## TASK TO COMPLETE
Your answer should repeat every record verbatim.

## DATASET RECORDS
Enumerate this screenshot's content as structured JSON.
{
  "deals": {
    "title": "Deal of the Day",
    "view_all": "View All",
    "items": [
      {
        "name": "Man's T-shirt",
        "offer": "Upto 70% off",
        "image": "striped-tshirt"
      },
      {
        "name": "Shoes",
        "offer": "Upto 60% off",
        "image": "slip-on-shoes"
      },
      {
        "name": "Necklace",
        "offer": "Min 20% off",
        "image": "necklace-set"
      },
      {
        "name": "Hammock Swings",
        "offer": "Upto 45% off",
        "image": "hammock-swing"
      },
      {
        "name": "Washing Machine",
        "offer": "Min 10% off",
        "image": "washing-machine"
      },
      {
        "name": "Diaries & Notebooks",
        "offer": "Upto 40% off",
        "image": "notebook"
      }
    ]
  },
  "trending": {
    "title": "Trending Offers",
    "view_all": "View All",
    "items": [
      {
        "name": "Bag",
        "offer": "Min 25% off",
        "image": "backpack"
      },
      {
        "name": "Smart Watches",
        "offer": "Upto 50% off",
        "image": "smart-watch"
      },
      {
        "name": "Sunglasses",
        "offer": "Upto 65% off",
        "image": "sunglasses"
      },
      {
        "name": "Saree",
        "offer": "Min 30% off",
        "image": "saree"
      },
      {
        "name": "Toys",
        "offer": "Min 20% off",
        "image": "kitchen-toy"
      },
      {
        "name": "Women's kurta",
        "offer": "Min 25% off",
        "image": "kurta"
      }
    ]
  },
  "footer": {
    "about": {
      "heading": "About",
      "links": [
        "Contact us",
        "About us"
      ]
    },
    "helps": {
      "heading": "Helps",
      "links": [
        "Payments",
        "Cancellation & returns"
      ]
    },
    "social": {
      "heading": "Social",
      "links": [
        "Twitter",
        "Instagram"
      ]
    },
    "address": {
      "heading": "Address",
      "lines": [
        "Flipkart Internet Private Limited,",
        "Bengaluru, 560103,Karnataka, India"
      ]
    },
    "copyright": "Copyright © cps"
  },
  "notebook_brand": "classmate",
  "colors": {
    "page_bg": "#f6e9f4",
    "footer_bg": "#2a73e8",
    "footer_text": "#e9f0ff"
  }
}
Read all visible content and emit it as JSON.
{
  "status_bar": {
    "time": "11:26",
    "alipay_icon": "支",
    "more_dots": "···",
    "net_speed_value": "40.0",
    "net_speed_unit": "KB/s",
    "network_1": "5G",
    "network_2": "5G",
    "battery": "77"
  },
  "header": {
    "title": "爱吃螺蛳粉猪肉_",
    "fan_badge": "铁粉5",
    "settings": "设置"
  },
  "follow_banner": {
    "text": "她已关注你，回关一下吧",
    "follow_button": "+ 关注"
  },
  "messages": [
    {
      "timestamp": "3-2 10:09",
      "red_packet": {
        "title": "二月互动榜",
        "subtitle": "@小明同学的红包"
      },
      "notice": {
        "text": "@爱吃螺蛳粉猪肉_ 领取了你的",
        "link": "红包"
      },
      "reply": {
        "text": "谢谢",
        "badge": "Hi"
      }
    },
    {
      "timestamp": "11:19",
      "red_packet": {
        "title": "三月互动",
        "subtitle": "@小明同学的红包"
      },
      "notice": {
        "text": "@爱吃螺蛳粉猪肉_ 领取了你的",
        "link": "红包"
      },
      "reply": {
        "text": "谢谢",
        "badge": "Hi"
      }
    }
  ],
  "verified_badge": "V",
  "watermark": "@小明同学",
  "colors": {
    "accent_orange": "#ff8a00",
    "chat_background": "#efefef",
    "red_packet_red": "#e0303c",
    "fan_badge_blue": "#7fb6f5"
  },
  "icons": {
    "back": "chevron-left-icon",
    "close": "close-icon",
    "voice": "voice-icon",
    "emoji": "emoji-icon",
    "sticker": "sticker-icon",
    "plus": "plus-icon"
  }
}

## ANSWER BELOW
Enumerate this screenshot's content as structured JSON.
{
  "deals": {
    "title": "Deal of the Day",
    "view_all": "View All",
    "items": [
      {
        "name": "Man's T-shirt",
        "offer": "Upto 70% off",
        "image": "striped-tshirt"
      },
      {
        "name": "Shoes",
        "offer": "Upto 60% off",
        "image": "slip-on-shoes"
      },
      {
        "name": "Necklace",
        "offer": "Min 20% off",
        "image": "necklace-set"
      },
      {
        "name": "Hammock Swings",
        "offer": "Upto 45% off",
        "image": "hammock-swing"
      },
      {
        "name": "Washing Machine",
        "offer": "Min 10% off",
        "image": "washing-machine"
      },
      {
        "name": "Diaries & Notebooks",
        "offer": "Upto 40% off",
        "image": "notebook"
      }
    ]
  },
  "trending": {
    "title": "Trending Offers",
    "view_all": "View All",
    "items": [
      {
        "name": "Bag",
        "offer": "Min 25% off",
        "image": "backpack"
      },
      {
        "name": "Smart Watches",
        "offer": "Upto 50% off",
        "image": "smart-watch"
      },
      {
        "name": "Sunglasses",
        "offer": "Upto 65% off",
        "image": "sunglasses"
      },
      {
        "name": "Saree",
        "offer": "Min 30% off",
        "image": "saree"
      },
      {
        "name": "Toys",
        "offer": "Min 20% off",
        "image": "kitchen-toy"
      },
      {
        "name": "Women's kurta",
        "offer": "Min 25% off",
        "image": "kurta"
      }
    ]
  },
  "footer": {
    "about": {
      "heading": "About",
      "links": [
        "Contact us",
        "About us"
      ]
    },
    "helps": {
      "heading": "Helps",
      "links": [
        "Payments",
        "Cancellation & returns"
      ]
    },
    "social": {
      "heading": "Social",
      "links": [
        "Twitter",
        "Instagram"
      ]
    },
    "address": {
      "heading": "Address",
      "lines": [
        "Flipkart Internet Private Limited,",
        "Bengaluru, 560103,Karnataka, India"
      ]
    },
    "copyright": "Copyright © cps"
  },
  "notebook_brand": "classmate",
  "colors": {
    "page_bg": "#f6e9f4",
    "footer_bg": "#2a73e8",
    "footer_text": "#e9f0ff"
  }
}
Read all visible content and emit it as JSON.
{
  "status_bar": {
    "time": "11:26",
    "alipay_icon": "支",
    "more_dots": "···",
    "net_speed_value": "40.0",
    "net_speed_unit": "KB/s",
    "network_1": "5G",
    "network_2": "5G",
    "battery": "77"
  },
  "header": {
    "title": "爱吃螺蛳粉猪肉_",
    "fan_badge": "铁粉5",
    "settings": "设置"
  },
  "follow_banner": {
    "text": "她已关注你，回关一下吧",
    "follow_button": "+ 关注"
  },
  "messages": [
    {
      "timestamp": "3-2 10:09",
      "red_packet": {
        "title": "二月互动榜",
        "subtitle": "@小明同学的红包"
      },
      "notice": {
        "text": "@爱吃螺蛳粉猪肉_ 领取了你的",
        "link": "红包"
      },
      "reply": {
        "text": "谢谢",
        "badge": "Hi"
      }
    },
    {
      "timestamp": "11:19",
      "red_packet": {
        "title": "三月互动",
        "subtitle": "@小明同学的红包"
      },
      "notice": {
        "text": "@爱吃螺蛳粉猪肉_ 领取了你的",
        "link": "红包"
      },
      "reply": {
        "text": "谢谢",
        "badge": "Hi"
      }
    }
  ],
  "verified_badge": "V",
  "watermark": "@小明同学",
  "colors": {
    "accent_orange": "#ff8a00",
    "chat_background": "#efefef",
    "red_packet_red": "#e0303c",
    "fan_badge_blue": "#7fb6f5"
  },
  "icons": {
    "back": "chevron-left-icon",
    "close": "close-icon",
    "voice": "voice-icon",
    "emoji": "emoji-icon",
    "sticker": "sticker-icon",
    "plus": "plus-icon"
  }
}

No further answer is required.